> [Supplied data]:
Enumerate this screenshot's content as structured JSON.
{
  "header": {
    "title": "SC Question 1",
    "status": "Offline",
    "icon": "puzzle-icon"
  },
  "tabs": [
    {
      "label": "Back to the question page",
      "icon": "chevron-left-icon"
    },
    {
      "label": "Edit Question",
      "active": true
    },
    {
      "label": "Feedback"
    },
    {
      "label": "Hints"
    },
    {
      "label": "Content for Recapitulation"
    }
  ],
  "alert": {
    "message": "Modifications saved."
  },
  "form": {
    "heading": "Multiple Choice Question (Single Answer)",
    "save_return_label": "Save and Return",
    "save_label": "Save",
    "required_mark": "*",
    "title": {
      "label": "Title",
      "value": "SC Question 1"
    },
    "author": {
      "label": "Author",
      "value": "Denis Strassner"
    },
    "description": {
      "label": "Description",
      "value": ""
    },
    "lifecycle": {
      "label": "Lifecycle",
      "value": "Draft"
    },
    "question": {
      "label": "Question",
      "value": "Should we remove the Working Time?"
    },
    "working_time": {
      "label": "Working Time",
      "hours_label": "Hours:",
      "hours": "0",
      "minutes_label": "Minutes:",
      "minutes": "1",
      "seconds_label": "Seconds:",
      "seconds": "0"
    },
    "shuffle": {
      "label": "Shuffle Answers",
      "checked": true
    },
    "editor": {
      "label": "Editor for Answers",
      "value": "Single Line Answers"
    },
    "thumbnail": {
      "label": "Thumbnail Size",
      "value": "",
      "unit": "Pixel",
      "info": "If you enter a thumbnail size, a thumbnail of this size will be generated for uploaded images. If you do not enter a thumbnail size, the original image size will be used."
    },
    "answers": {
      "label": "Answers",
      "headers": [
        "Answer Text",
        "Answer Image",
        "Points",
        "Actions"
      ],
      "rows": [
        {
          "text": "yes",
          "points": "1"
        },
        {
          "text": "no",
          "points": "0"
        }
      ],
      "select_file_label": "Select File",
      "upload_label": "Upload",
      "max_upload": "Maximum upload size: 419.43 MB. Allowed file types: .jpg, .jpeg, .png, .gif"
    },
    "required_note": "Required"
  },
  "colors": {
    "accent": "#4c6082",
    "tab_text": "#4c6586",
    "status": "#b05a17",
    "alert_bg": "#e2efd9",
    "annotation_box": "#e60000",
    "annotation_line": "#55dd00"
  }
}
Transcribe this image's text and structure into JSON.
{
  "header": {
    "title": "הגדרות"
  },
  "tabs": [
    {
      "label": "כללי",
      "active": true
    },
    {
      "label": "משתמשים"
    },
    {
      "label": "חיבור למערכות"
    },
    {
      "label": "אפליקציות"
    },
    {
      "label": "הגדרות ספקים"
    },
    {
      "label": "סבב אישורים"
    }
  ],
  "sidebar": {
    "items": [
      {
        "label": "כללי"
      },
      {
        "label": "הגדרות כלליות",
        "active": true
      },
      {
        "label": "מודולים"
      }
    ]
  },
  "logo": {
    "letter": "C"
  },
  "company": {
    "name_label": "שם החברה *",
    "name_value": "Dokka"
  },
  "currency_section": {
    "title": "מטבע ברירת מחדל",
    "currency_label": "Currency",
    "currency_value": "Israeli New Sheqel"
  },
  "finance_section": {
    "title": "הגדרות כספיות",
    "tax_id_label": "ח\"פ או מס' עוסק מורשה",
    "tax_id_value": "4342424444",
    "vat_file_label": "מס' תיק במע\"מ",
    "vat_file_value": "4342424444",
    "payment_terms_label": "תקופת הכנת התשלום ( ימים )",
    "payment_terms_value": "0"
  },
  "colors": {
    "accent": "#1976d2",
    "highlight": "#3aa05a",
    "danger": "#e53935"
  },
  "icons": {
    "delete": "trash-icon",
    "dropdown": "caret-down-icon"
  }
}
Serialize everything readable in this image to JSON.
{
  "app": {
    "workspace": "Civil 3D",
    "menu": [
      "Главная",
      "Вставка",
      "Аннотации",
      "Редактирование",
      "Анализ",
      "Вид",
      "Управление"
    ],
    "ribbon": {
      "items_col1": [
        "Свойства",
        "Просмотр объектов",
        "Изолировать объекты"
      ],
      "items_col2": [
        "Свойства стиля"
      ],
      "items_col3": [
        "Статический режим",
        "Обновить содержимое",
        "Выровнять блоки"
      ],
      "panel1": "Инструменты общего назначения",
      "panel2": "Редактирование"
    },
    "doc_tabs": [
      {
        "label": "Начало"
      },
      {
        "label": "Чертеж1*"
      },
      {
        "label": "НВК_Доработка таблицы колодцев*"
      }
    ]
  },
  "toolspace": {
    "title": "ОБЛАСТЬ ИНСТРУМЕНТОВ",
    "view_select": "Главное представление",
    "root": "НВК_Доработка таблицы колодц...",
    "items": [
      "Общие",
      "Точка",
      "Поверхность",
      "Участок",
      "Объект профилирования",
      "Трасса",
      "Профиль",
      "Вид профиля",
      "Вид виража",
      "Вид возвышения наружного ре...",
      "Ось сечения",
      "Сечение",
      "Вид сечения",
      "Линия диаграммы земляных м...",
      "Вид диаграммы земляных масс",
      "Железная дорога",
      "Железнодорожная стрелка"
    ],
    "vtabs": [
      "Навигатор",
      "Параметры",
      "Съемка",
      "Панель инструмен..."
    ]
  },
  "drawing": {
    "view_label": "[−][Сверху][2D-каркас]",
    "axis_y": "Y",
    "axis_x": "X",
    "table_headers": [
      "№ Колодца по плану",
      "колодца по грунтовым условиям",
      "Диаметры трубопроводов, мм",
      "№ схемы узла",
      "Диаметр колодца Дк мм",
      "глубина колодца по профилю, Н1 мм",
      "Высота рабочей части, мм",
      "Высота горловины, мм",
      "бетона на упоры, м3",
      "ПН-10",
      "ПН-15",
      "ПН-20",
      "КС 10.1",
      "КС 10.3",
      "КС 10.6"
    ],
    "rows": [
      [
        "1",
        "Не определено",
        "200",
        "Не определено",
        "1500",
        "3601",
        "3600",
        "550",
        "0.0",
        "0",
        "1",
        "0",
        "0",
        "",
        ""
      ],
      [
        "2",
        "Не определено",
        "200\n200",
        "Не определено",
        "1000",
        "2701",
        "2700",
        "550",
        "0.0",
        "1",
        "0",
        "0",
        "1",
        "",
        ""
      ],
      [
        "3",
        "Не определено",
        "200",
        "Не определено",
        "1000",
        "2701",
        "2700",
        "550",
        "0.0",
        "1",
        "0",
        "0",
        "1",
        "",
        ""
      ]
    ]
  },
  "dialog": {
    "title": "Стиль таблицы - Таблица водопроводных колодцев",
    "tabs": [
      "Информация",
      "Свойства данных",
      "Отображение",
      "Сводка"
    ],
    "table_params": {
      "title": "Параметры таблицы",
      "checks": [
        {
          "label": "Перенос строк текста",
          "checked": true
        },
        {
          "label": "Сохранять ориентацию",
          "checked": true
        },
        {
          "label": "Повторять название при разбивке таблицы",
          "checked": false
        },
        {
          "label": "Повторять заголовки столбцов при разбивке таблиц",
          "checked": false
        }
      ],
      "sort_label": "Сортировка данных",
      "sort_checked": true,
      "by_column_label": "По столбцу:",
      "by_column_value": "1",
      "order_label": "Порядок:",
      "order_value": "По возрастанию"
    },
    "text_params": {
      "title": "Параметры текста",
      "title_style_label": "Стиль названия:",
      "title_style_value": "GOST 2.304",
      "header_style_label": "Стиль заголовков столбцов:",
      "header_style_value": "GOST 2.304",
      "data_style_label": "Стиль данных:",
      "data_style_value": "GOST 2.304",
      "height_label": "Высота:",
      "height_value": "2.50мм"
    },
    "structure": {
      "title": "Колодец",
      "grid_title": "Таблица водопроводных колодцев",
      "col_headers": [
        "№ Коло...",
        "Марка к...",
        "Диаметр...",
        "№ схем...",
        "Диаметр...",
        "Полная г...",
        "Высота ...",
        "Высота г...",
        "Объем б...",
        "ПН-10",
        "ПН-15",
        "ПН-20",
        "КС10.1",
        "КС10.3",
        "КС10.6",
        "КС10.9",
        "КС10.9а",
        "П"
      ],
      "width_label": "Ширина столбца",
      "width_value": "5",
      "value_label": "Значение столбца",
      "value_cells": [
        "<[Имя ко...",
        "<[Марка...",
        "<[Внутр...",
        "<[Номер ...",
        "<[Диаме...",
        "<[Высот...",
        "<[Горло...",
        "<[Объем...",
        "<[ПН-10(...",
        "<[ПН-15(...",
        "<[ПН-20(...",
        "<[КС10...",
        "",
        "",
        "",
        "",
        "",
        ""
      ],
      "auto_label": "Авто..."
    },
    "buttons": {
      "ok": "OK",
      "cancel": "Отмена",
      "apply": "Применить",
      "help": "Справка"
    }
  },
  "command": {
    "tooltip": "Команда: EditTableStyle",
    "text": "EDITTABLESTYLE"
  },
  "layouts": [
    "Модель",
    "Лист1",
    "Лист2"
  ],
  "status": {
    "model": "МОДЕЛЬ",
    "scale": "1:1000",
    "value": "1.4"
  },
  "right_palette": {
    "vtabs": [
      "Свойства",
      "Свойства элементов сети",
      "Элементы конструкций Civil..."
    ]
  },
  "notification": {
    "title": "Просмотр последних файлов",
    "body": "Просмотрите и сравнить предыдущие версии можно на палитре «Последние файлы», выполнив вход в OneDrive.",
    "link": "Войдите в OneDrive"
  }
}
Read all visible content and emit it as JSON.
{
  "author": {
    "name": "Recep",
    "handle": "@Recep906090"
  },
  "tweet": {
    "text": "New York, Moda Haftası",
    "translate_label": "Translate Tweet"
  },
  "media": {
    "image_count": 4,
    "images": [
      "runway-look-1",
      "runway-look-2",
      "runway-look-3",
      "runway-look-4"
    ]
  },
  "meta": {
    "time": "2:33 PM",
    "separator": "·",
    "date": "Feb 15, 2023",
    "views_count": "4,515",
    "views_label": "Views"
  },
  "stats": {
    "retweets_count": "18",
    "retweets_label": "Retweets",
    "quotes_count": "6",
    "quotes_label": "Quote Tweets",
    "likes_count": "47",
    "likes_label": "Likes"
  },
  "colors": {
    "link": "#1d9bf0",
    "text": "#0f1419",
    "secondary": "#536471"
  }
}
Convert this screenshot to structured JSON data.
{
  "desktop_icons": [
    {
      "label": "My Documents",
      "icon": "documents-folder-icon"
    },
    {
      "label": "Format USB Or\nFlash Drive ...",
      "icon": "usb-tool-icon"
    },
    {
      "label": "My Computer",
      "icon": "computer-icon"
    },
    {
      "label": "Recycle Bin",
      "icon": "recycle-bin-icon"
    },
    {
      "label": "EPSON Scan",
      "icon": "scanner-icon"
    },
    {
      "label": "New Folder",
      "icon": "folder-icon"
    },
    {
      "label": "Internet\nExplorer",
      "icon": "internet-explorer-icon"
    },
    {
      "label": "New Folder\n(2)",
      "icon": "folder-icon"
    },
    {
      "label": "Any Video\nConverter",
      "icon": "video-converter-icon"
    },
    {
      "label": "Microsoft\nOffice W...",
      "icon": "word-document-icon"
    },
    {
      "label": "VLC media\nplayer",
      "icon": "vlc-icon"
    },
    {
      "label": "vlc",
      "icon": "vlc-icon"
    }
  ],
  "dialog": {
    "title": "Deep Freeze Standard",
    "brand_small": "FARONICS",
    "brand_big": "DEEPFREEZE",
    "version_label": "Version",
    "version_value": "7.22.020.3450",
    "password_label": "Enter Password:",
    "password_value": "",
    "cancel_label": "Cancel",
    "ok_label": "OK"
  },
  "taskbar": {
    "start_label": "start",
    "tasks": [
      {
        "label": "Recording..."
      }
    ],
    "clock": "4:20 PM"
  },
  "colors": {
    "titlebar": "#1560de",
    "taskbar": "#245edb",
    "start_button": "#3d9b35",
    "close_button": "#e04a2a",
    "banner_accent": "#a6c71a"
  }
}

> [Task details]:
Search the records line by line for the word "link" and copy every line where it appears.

> [Response to this exercise]:
    "link": "Войдите в OneDrive"
    "link": "#1d9bf0",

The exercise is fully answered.